### DATA SUPPLIED
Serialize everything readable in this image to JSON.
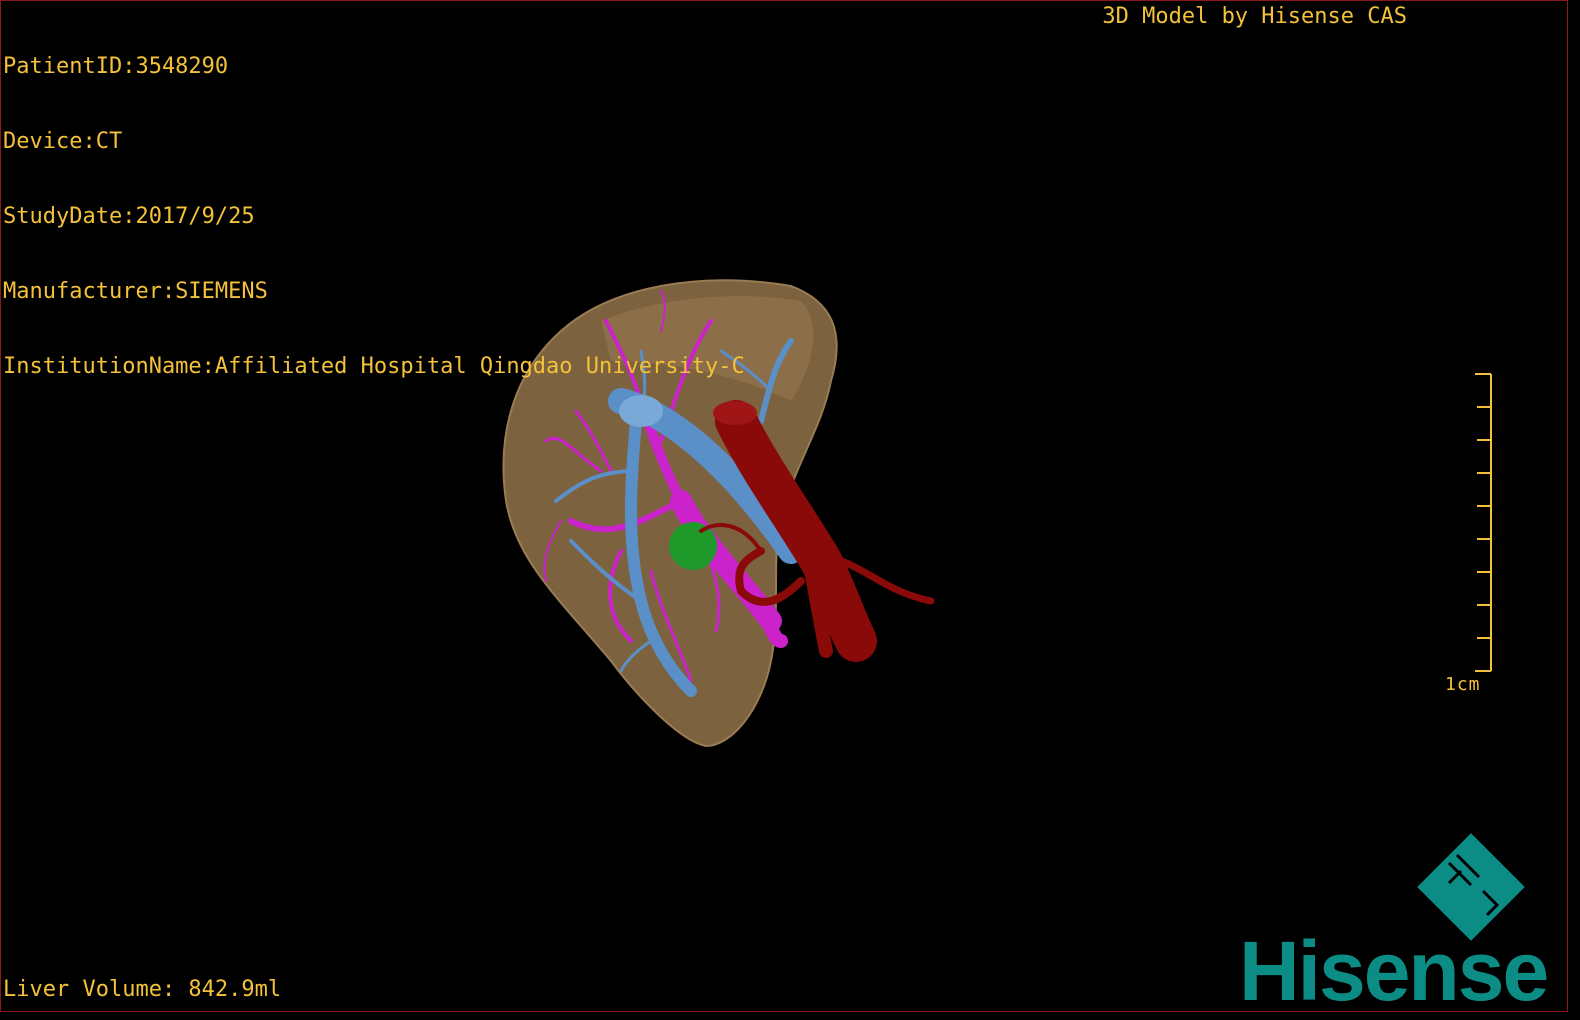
{
  "header": {
    "patient_id": "PatientID:3548290",
    "device": "Device:CT",
    "study_date": "StudyDate:2017/9/25",
    "manufacturer": "Manufacturer:SIEMENS",
    "institution": "InstitutionName:Affiliated Hospital Qingdao University-C"
  },
  "credit": "3D Model by Hisense CAS",
  "scale_bar": {
    "label": "1cm"
  },
  "footer": {
    "liver_volume": "Liver Volume: 842.9ml"
  },
  "logo": {
    "wordmark": "Hisense",
    "color": "#0b8d86"
  },
  "colors": {
    "overlay_text": "#f4c13a",
    "liver": "#8a6a44",
    "portal_vein": "#cc22cc",
    "hepatic_vein": "#5b8fc7",
    "artery": "#8a0a0a",
    "tumor": "#1f9a2a",
    "frame_border": "#8a1a1a"
  }
}
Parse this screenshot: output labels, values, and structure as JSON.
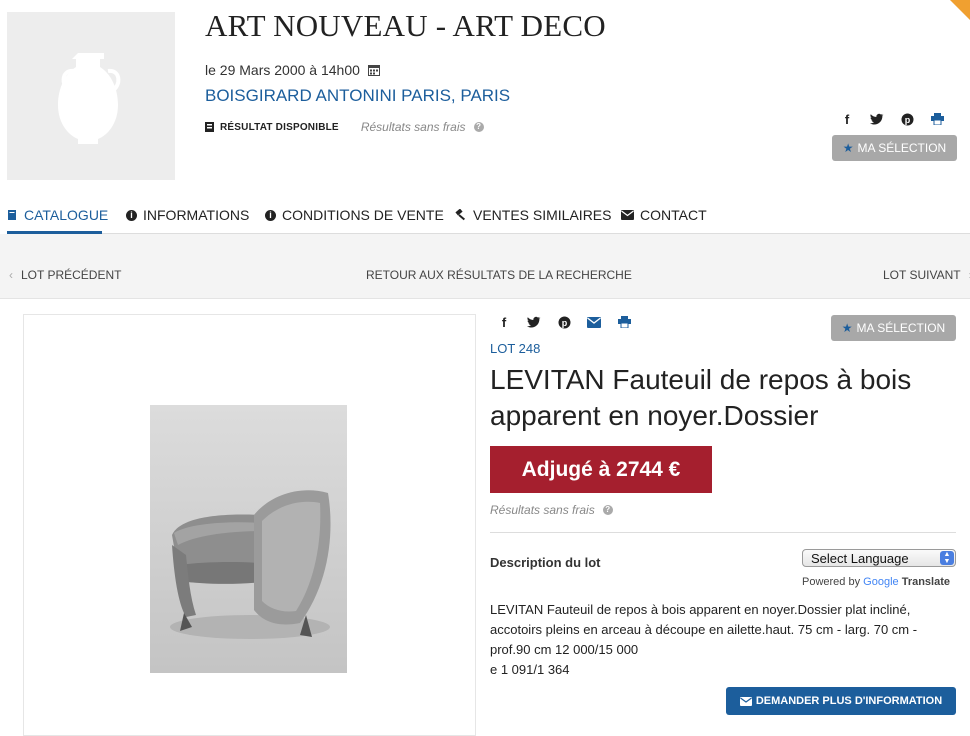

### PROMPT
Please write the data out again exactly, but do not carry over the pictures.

### TASK OUTPUT
Serialize everything readable in this image to JSON.
{
  "header": {
    "patient_id": "PatientID:3548290",
    "device": "Device:CT",
    "study_date": "StudyDate:2017/9/25",
    "manufacturer": "Manufacturer:SIEMENS",
    "institution": "InstitutionName:Affiliated Hospital Qingdao University-C"
  },
  "credit": "3D Model by Hisense CAS",
  "scale_bar": {
    "label": "1cm"
  },
  "footer": {
    "liver_volume": "Liver Volume: 842.9ml"
  },
  "logo": {
    "wordmark": "Hisense",
    "color": "#0b8d86"
  },
  "colors": {
    "overlay_text": "#f4c13a",
    "liver": "#8a6a44",
    "portal_vein": "#cc22cc",
    "hepatic_vein": "#5b8fc7",
    "artery": "#8a0a0a",
    "tumor": "#1f9a2a",
    "frame_border": "#8a1a1a"
  }
}
Parse this screenshot: output labels, values, and structure as JSON.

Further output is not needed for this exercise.